All of those things make me nervous. Of course I want the planning to be fun and not stressful. I know we will be stressed by the law school investment, along with the wedding. I do like the thought of moving into your house and new jobs as a “new page” in your life. It is hard for me to picture us coming home to our rental apartment after our honeymoon.
Post # 13
I’m in grad school right now and planning a wedding. I like it, because wedding planning is a nice break from school. But we are having a long engagement (21 months) so it’s not like wedding planning is particularly stressful. I will finish school 2 weeks before the wedding and I think that’s a great timeline! 🙂
Post # 14
I graduated from law school in 2004, so I’m a little removed, but I would wait until after law school and after the bar exam. The bar exam requires classes for the summer, so it’s essentially summer law school. But then, depending on what kind of firm or job he has, the first few years working can require lots and lots of time and it’s an incredible amount of stress as you figure out how to practice.
You guys are young, there is no reason to rush.
I’m 43 and will be coming back from my honeymoon to an apartment we rent, why is that a big deal? I don’t get that.
Post # 15
So basically you’re looking at a four-year engagement if you want to wait until he’s out (since he wouldn’t start until next fall), which is definitely a long time so I couldn’t fault you for not wanting to wait. I knew a handful of people who got married during law school. My ex and I both went to law school – he started a year or so after I graduated. He proposed in the beginning of his second year and we got married after he graduated and took the bar. I did the bulk of the planning (I was happy to, and he was happy to leave most of it to me, though I asked him for his opinion on food and music and stuff). So when the day came, he pretty much just needed to show up in a tux. 😄 And the length of our engagement (almost two years) was perfect because I never felt rushed.

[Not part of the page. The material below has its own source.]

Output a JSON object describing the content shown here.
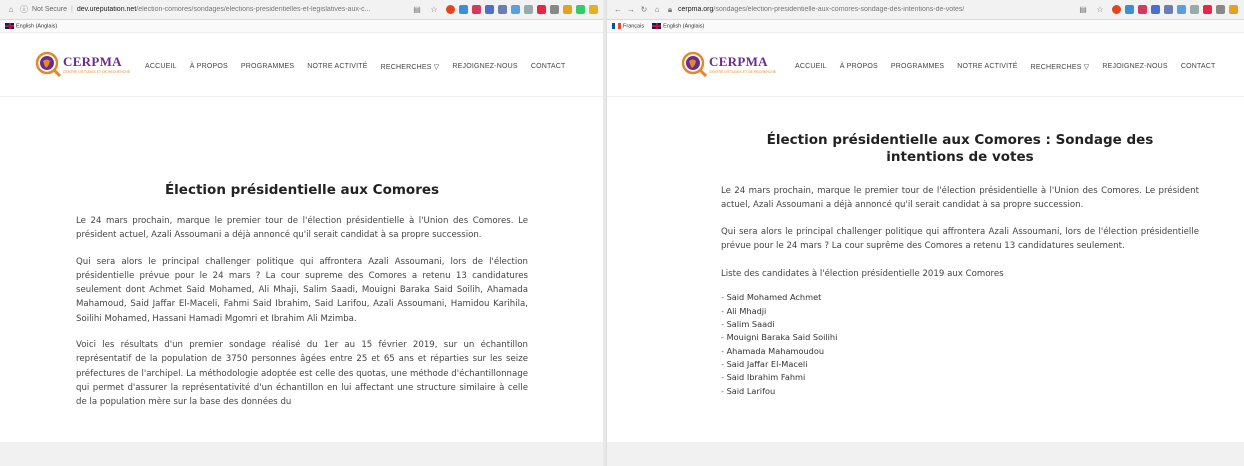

I would suggest letting him get well settled in his first year before you set a date. See how he adjusts to the stress and workload. See if he’s interested in doing extracurriculars like law review or moot court. Because if he does want to pursue those in his second and third years, his schedule will be insane. Either way, he’s probably not going to be able to visit twenty venues and bakeries and photographers with you, but let’s be real, you can still have a life in law school, so you won’t tank his grades by having a conversation about the guest list one night and chatting here and there about groomsmen and food. And it’s not like life becomes a breeze after law school, because then you’re a lawyer, and I’ve basically been running on a sleep deficit for 7 years (10 counting law school).
Getting married the summer after first or second year is not out of the question; as I said just give him a chance to settle in and see how he’s taking it, and realize that you will probably need to do the bulk of the legwork. I can’t imagine having to visit venues, address invites, DIY decor etc, while in law school. And keep in mind you may have to defer your honeymoon.